▸ **Extracted entries**

········

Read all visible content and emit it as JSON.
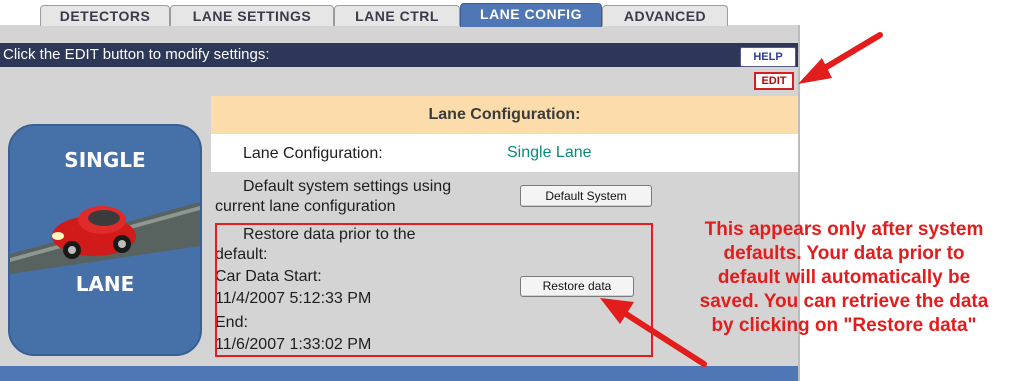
{
  "tabs": [
    "DETECTORS",
    "LANE SETTINGS",
    "LANE CTRL",
    "LANE CONFIG",
    "ADVANCED"
  ],
  "active_tab": "LANE CONFIG",
  "header": {
    "instruction": "Click the EDIT button to modify settings:"
  },
  "buttons": {
    "help": "HELP",
    "edit": "EDIT"
  },
  "side_image": {
    "top_text": "SINGLE",
    "bottom_text": "LANE"
  },
  "lane_config": {
    "title": "Lane Configuration:",
    "config_label": "Lane Configuration:",
    "config_value": "Single Lane",
    "default_label_line1": "Default system settings using",
    "default_label_line2": "current lane configuration",
    "default_button": "Default System",
    "restore_line1": "Restore data prior to the",
    "restore_line2": "default:",
    "car_start_label": "Car Data Start:",
    "car_start_value": "11/4/2007 5:12:33 PM",
    "end_label": "End:",
    "end_value": "11/6/2007 1:33:02 PM",
    "restore_button": "Restore data"
  },
  "annotation": {
    "lines": [
      "This appears only after system",
      "defaults. Your data prior to",
      "default will automatically be",
      "saved. You can retrieve the data",
      "by clicking on \"Restore data\""
    ]
  },
  "colors": {
    "header_bar": "#2d3757",
    "active_tab": "#4f76b5",
    "annotation": "#e31c1c",
    "config_value": "#0a8a7a"
  }
}
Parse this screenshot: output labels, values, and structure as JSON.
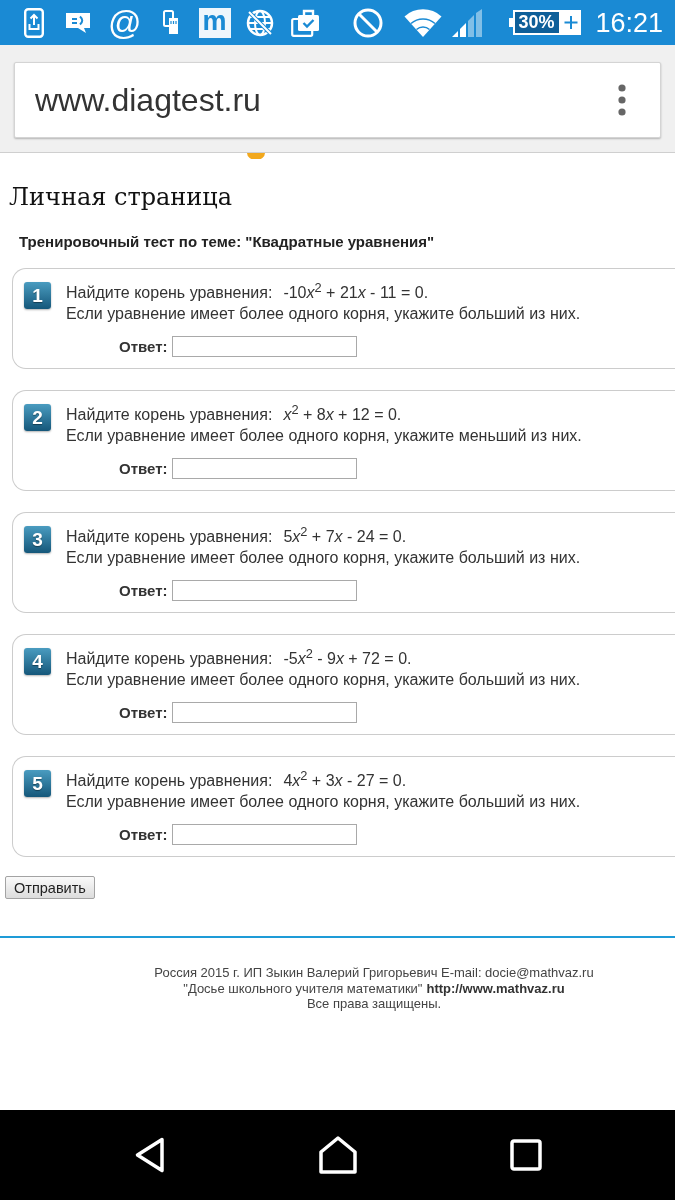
{
  "status_bar": {
    "at_sign": "@",
    "app_letter": "m",
    "battery": "30%",
    "time": "16:21"
  },
  "browser": {
    "url": "www.diagtest.ru"
  },
  "page": {
    "title": "Личная страница",
    "subtitle": "Тренировочный тест по теме: \"Квадратные уравнения\""
  },
  "questions": [
    {
      "number": "1",
      "prompt": "Найдите корень уравнения:",
      "equation": [
        {
          "text": "-10",
          "italic": false
        },
        {
          "text": "x",
          "italic": true
        },
        {
          "text": "$^{2}$ + 21",
          "italic": false
        },
        {
          "text": "x",
          "italic": true
        },
        {
          "text": " - 11 = 0.",
          "italic": false
        }
      ],
      "note": "Если уравнение имеет более одного корня, укажите больший из них.",
      "answer_label": "Ответ:"
    },
    {
      "number": "2",
      "prompt": "Найдите корень уравнения:",
      "equation": [
        {
          "text": "x",
          "italic": true
        },
        {
          "text": "$^{2}$ + 8",
          "italic": false
        },
        {
          "text": "x",
          "italic": true
        },
        {
          "text": " + 12 = 0.",
          "italic": false
        }
      ],
      "note": "Если уравнение имеет более одного корня, укажите меньший из них.",
      "answer_label": "Ответ:"
    },
    {
      "number": "3",
      "prompt": "Найдите корень уравнения:",
      "equation": [
        {
          "text": "5",
          "italic": false
        },
        {
          "text": "x",
          "italic": true
        },
        {
          "text": "$^{2}$ + 7",
          "italic": false
        },
        {
          "text": "x",
          "italic": true
        },
        {
          "text": " - 24 = 0.",
          "italic": false
        }
      ],
      "note": "Если уравнение имеет более одного корня, укажите больший из них.",
      "answer_label": "Ответ:"
    },
    {
      "number": "4",
      "prompt": "Найдите корень уравнения:",
      "equation": [
        {
          "text": "-5",
          "italic": false
        },
        {
          "text": "x",
          "italic": true
        },
        {
          "text": "$^{2}$ - 9",
          "italic": false
        },
        {
          "text": "x",
          "italic": true
        },
        {
          "text": " + 72 = 0.",
          "italic": false
        }
      ],
      "note": "Если уравнение имеет более одного корня, укажите больший из них.",
      "answer_label": "Ответ:"
    },
    {
      "number": "5",
      "prompt": "Найдите корень уравнения:",
      "equation": [
        {
          "text": "4",
          "italic": false
        },
        {
          "text": "x",
          "italic": true
        },
        {
          "text": "$^{2}$ + 3",
          "italic": false
        },
        {
          "text": "x",
          "italic": true
        },
        {
          "text": " - 27 = 0.",
          "italic": false
        }
      ],
      "note": "Если уравнение имеет более одного корня, укажите больший из них.",
      "answer_label": "Ответ:"
    }
  ],
  "submit_button": "Отправить",
  "footer": {
    "credits": "Россия 2015 г. ИП Зыкин Валерий Григорьевич E-mail: docie@mathvaz.ru",
    "site_name": "\"Досье школьного учителя математики\"",
    "site_link": "http://www.mathvaz.ru",
    "rights": "Все права защищены."
  }
}
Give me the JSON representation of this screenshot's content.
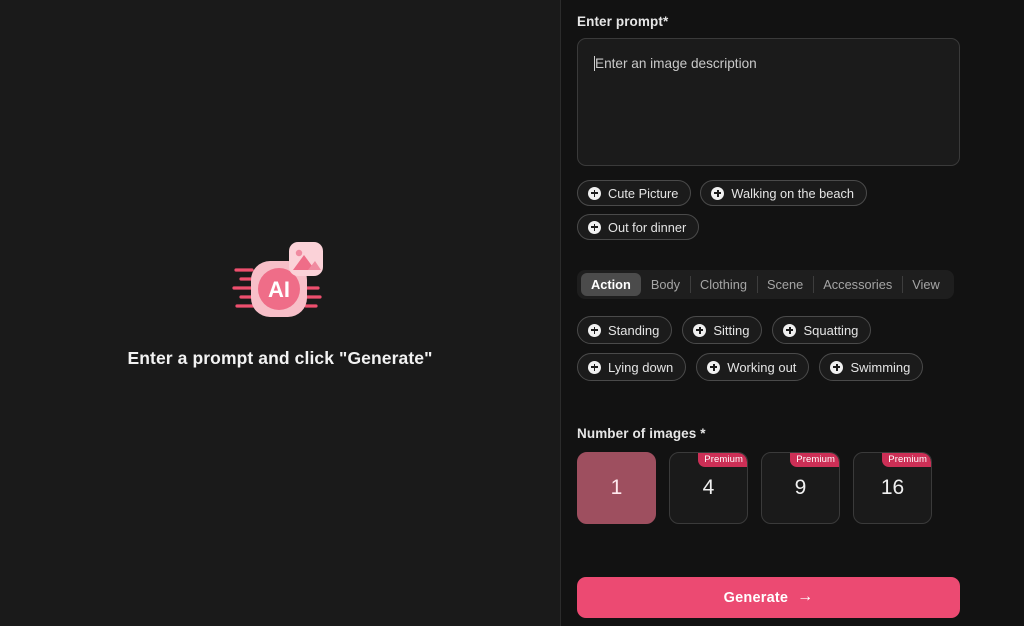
{
  "preview": {
    "icon_name": "ai-image-generator-icon",
    "placeholder_title": "Enter a prompt and click \"Generate\"",
    "icon_colors": {
      "light_pink": "#f8c0c8",
      "mid_pink": "#f07f95",
      "accent_pink": "#ee4f6e",
      "card_pink": "#fbd2d8"
    }
  },
  "form": {
    "prompt": {
      "label": "Enter prompt*",
      "value": "",
      "placeholder": "Enter an image description"
    },
    "suggestions": [
      {
        "label": "Cute Picture"
      },
      {
        "label": "Walking on the beach"
      },
      {
        "label": "Out for dinner"
      }
    ],
    "tabs": [
      {
        "label": "Action",
        "active": true
      },
      {
        "label": "Body",
        "active": false
      },
      {
        "label": "Clothing",
        "active": false
      },
      {
        "label": "Scene",
        "active": false
      },
      {
        "label": "Accessories",
        "active": false
      },
      {
        "label": "View",
        "active": false
      }
    ],
    "options": [
      {
        "label": "Standing"
      },
      {
        "label": "Sitting"
      },
      {
        "label": "Squatting"
      },
      {
        "label": "Lying down"
      },
      {
        "label": "Working out"
      },
      {
        "label": "Swimming"
      }
    ],
    "number_of_images": {
      "label": "Number of images *",
      "badge_label": "Premium",
      "choices": [
        {
          "value": "1",
          "premium": false,
          "selected": true
        },
        {
          "value": "4",
          "premium": true,
          "selected": false
        },
        {
          "value": "9",
          "premium": true,
          "selected": false
        },
        {
          "value": "16",
          "premium": true,
          "selected": false
        }
      ]
    },
    "generate": {
      "label": "Generate",
      "arrow": "→"
    },
    "colors": {
      "accent": "#ec4a72",
      "premium_badge": "#cc2f56",
      "selected_card": "#9e4f5f",
      "panel_bg": "#121212",
      "preview_bg": "#1a1a1a"
    }
  }
}
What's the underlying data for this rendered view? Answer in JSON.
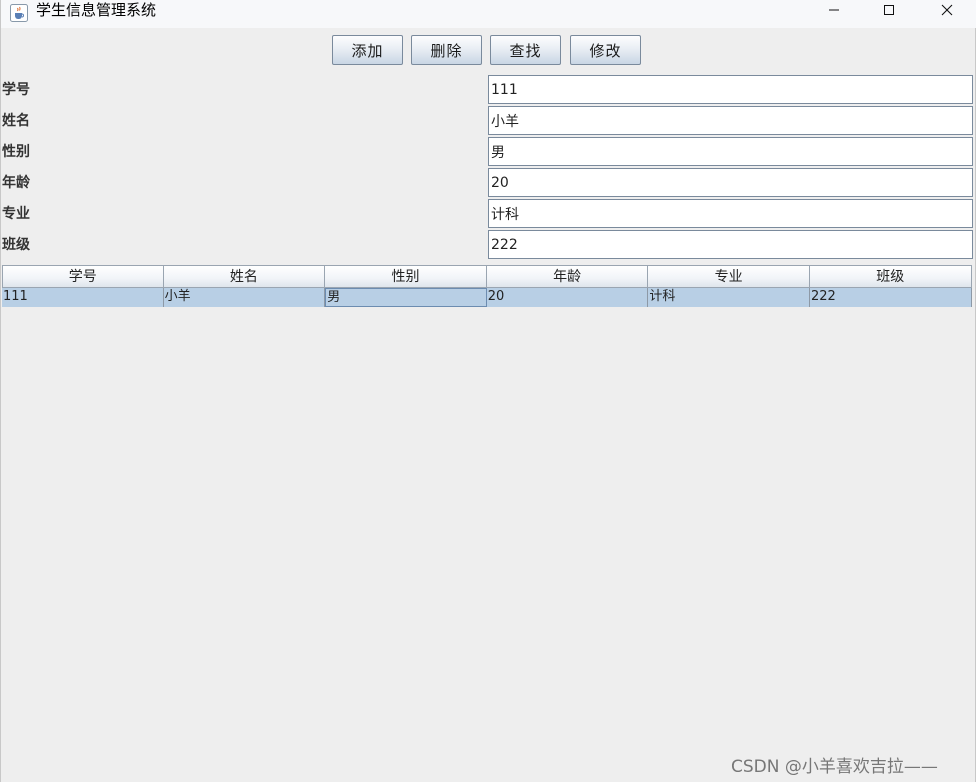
{
  "window": {
    "title": "学生信息管理系统",
    "app_icon": "java-cup-icon",
    "controls": {
      "minimize_icon": "minimize-icon",
      "maximize_icon": "maximize-icon",
      "close_icon": "close-icon"
    }
  },
  "toolbar": {
    "add_label": "添加",
    "delete_label": "删除",
    "search_label": "查找",
    "edit_label": "修改"
  },
  "form": {
    "fields": [
      {
        "label": "学号",
        "value": "111"
      },
      {
        "label": "姓名",
        "value": "小羊"
      },
      {
        "label": "性别",
        "value": "男"
      },
      {
        "label": "年龄",
        "value": "20"
      },
      {
        "label": "专业",
        "value": "计科"
      },
      {
        "label": "班级",
        "value": "222"
      }
    ]
  },
  "table": {
    "columns": [
      "学号",
      "姓名",
      "性别",
      "年龄",
      "专业",
      "班级"
    ],
    "rows": [
      [
        "111",
        "小羊",
        "男",
        "20",
        "计科",
        "222"
      ]
    ]
  },
  "watermark": "CSDN @小羊喜欢吉拉——",
  "colors": {
    "selected_row": "#b8cfe5",
    "background": "#eeeeee"
  }
}
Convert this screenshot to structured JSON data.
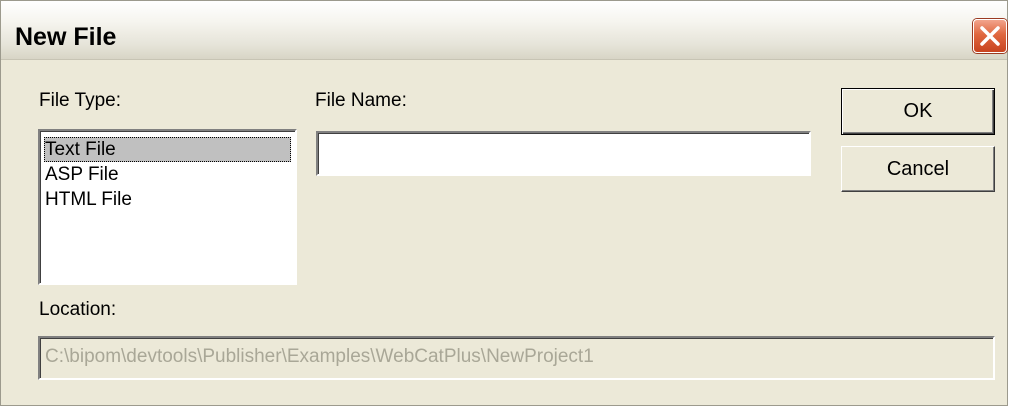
{
  "window": {
    "title": "New File",
    "close_icon": "close-x-icon"
  },
  "file_type": {
    "label": "File Type:",
    "items": [
      {
        "label": "Text File",
        "selected": true
      },
      {
        "label": "ASP File",
        "selected": false
      },
      {
        "label": "HTML File",
        "selected": false
      }
    ]
  },
  "file_name": {
    "label": "File Name:",
    "value": ""
  },
  "buttons": {
    "ok_label": "OK",
    "cancel_label": "Cancel"
  },
  "location": {
    "label": "Location:",
    "value": "C:\\bipom\\devtools\\Publisher\\Examples\\WebCatPlus\\NewProject1"
  },
  "colors": {
    "dialog_bg": "#ece9d8",
    "close_button": "#e0673f",
    "selection": "#c0c0c0",
    "disabled_text": "#a9a797"
  }
}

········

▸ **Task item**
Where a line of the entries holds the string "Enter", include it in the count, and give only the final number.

▸ **The answer**
3